Published: 13 October 2013



Microglia possess an elevated grade of plasticity, undergoing several structural changes based on their location and state of activation. The first step towards the comprehension of microglia’s biology and functional responses to an extremely mutable extracellular milieu, consists in discriminating the morphological features acquired by cells maintained in vitro under diverse environmental conditions. Previous work described neither primary microglia grown on artificially patterned environments which impose physical cues and constraints, nor long distance migration of microglia in vitro. To this aim, the present work exploits artificial bio-mimetic microstructured substrates with pillar-shaped or line-grating geometries fabricated on poly(dimethylsiloxane) by soft lithography, in addition to microfluidic devices, and highlights some morphological/functional characteristics of microglia which were underestimated or unknown so far.

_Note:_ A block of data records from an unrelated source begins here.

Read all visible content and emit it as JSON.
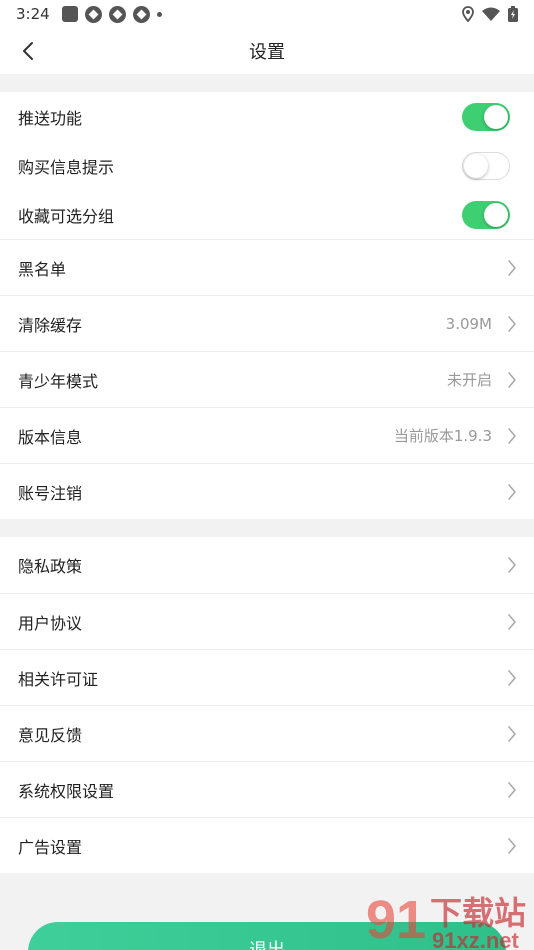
{
  "status_bar": {
    "time": "3:24"
  },
  "header": {
    "title": "设置"
  },
  "switches": [
    {
      "label": "推送功能",
      "on": true
    },
    {
      "label": "购买信息提示",
      "on": false
    },
    {
      "label": "收藏可选分组",
      "on": true
    }
  ],
  "group1": [
    {
      "label": "黑名单",
      "value": ""
    },
    {
      "label": "清除缓存",
      "value": "3.09M"
    },
    {
      "label": "青少年模式",
      "value": "未开启"
    },
    {
      "label": "版本信息",
      "value": "当前版本1.9.3"
    },
    {
      "label": "账号注销",
      "value": ""
    }
  ],
  "group2": [
    {
      "label": "隐私政策"
    },
    {
      "label": "用户协议"
    },
    {
      "label": "相关许可证"
    },
    {
      "label": "意见反馈"
    },
    {
      "label": "系统权限设置"
    },
    {
      "label": "广告设置"
    }
  ],
  "logout_label": "退出",
  "watermark": {
    "number": "91",
    "text_top": "下载站",
    "text_bottom": "91xz.net"
  },
  "colors": {
    "accent": "#3ecf72",
    "logout": "#3ecf9a"
  }
}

We report that primary microglia selectively adapt to diverse microstructured substrates modifying accordingly their morphological features and behavior. On micropatterned pillar-shaped geometries, microglia appear multipolar, extend several protrusions in all directions and form distinct pseudopodia. On both micropatterned line-grating geometries and microfluidic channels, microglia extend the cytoplasm from a roundish to a stretched, flattened morphology and assume a filopodia-bearing bipolar structure. Finally, we show that in the absence of any applied chemical gradient, primary microglia spontaneously moves through microfluidic channels for a distance of up to 500 μm in approximately 12 hours, with an average speed of 0.66 μm/min.

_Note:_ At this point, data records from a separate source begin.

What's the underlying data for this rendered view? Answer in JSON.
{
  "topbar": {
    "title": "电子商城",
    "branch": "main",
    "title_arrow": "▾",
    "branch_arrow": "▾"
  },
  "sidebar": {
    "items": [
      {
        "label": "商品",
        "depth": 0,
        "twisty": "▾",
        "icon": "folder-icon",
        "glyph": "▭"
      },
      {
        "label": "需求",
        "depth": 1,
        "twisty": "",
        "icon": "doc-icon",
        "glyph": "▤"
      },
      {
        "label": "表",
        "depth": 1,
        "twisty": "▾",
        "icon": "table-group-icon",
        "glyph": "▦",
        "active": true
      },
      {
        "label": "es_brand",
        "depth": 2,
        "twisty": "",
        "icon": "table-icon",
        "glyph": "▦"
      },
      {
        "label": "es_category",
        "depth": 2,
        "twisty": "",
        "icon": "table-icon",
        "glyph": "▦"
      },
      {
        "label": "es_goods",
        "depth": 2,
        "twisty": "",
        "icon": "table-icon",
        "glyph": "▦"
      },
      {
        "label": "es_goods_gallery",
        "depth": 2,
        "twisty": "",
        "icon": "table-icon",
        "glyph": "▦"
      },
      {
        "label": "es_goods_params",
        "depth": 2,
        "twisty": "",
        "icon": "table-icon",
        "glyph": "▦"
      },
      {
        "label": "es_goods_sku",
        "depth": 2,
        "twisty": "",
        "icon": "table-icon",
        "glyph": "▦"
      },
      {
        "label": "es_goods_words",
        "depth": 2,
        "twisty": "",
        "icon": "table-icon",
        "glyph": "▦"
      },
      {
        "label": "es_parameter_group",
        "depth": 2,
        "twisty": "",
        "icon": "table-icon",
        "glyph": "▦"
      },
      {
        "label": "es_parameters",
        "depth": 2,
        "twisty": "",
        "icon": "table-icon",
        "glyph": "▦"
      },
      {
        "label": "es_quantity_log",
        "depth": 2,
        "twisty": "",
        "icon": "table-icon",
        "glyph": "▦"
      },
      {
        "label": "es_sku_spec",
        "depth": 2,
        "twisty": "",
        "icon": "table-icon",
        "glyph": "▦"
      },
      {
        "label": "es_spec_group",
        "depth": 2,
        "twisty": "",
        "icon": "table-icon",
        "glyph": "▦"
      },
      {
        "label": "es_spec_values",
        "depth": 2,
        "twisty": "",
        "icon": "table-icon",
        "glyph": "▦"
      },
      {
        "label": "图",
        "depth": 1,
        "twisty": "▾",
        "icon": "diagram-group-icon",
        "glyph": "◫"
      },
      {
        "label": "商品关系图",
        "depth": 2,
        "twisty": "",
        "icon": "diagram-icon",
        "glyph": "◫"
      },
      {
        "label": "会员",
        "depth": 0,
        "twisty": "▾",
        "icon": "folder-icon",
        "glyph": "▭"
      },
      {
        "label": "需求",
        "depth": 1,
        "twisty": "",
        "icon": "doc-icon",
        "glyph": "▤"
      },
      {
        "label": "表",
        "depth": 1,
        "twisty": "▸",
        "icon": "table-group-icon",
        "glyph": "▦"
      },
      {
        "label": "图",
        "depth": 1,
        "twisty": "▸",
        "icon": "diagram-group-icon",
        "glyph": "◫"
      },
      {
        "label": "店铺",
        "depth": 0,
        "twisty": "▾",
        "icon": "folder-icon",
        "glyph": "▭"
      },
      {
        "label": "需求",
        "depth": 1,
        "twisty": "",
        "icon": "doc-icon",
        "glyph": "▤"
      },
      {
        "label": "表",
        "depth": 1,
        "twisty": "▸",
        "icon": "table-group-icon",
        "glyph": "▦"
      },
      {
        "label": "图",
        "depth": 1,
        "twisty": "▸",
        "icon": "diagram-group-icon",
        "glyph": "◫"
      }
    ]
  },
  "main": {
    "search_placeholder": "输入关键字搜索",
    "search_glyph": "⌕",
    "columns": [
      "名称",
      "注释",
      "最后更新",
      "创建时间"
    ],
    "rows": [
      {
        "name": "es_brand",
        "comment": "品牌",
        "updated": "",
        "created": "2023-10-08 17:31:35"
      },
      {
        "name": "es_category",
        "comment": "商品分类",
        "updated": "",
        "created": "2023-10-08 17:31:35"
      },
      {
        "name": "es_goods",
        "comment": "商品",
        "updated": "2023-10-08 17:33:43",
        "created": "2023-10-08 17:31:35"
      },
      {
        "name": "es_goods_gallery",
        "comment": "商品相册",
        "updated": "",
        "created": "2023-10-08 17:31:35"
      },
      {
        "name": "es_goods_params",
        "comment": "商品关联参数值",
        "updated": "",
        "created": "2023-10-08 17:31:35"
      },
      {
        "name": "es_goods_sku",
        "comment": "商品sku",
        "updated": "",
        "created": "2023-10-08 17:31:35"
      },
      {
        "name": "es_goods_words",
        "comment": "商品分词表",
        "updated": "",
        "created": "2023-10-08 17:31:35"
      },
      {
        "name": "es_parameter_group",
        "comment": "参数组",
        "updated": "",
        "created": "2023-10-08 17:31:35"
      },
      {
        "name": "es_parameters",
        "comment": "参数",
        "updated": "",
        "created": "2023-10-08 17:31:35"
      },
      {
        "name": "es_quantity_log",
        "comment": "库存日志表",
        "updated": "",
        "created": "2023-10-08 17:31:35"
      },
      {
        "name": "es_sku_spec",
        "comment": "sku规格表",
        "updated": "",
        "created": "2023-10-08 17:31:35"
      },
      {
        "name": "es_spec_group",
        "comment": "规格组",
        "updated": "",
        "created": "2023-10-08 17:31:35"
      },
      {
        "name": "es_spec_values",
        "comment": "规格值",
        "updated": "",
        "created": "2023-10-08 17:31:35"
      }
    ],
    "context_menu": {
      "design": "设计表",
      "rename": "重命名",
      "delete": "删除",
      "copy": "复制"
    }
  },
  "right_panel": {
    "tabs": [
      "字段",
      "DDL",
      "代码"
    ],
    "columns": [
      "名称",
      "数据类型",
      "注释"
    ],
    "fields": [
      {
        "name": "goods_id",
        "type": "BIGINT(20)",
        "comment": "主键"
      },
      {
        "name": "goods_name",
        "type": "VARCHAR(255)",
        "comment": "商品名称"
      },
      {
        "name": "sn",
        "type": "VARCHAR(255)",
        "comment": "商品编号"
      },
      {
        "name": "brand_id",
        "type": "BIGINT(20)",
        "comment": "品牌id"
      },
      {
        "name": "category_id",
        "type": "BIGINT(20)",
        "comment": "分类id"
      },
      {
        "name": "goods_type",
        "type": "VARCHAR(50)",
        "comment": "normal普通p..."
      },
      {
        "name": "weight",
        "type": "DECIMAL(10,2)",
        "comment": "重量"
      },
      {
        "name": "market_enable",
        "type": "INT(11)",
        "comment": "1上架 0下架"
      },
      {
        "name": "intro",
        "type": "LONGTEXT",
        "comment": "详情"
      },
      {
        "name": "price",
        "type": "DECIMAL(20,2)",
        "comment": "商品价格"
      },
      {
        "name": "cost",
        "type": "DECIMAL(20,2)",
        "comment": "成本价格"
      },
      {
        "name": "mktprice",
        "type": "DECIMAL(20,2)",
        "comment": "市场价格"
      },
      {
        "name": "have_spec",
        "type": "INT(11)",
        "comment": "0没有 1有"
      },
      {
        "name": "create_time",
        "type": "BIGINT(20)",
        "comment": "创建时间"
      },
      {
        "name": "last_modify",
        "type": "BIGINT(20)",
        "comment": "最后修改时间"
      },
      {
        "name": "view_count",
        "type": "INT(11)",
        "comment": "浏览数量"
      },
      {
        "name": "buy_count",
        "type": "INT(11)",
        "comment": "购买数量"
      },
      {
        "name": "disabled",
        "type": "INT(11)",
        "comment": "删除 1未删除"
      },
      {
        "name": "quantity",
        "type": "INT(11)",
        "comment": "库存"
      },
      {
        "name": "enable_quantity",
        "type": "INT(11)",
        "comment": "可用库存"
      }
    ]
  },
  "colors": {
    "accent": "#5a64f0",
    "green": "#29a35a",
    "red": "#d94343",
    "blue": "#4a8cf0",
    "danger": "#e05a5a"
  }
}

We demonstrate an elevated grade of microglia plasticity in response to a mutable extracellular environment, thus making these cells an appealing population to be further exploited for lab on chip technologies. The development of microglia-based microstructured substrates opens the road to novel hybrid platforms for testing drugs for neuroinflammatory diseases.

Confocal analysis; Long distance migration; Microglia plasticity; Microfabrication; Time-lapse microscopy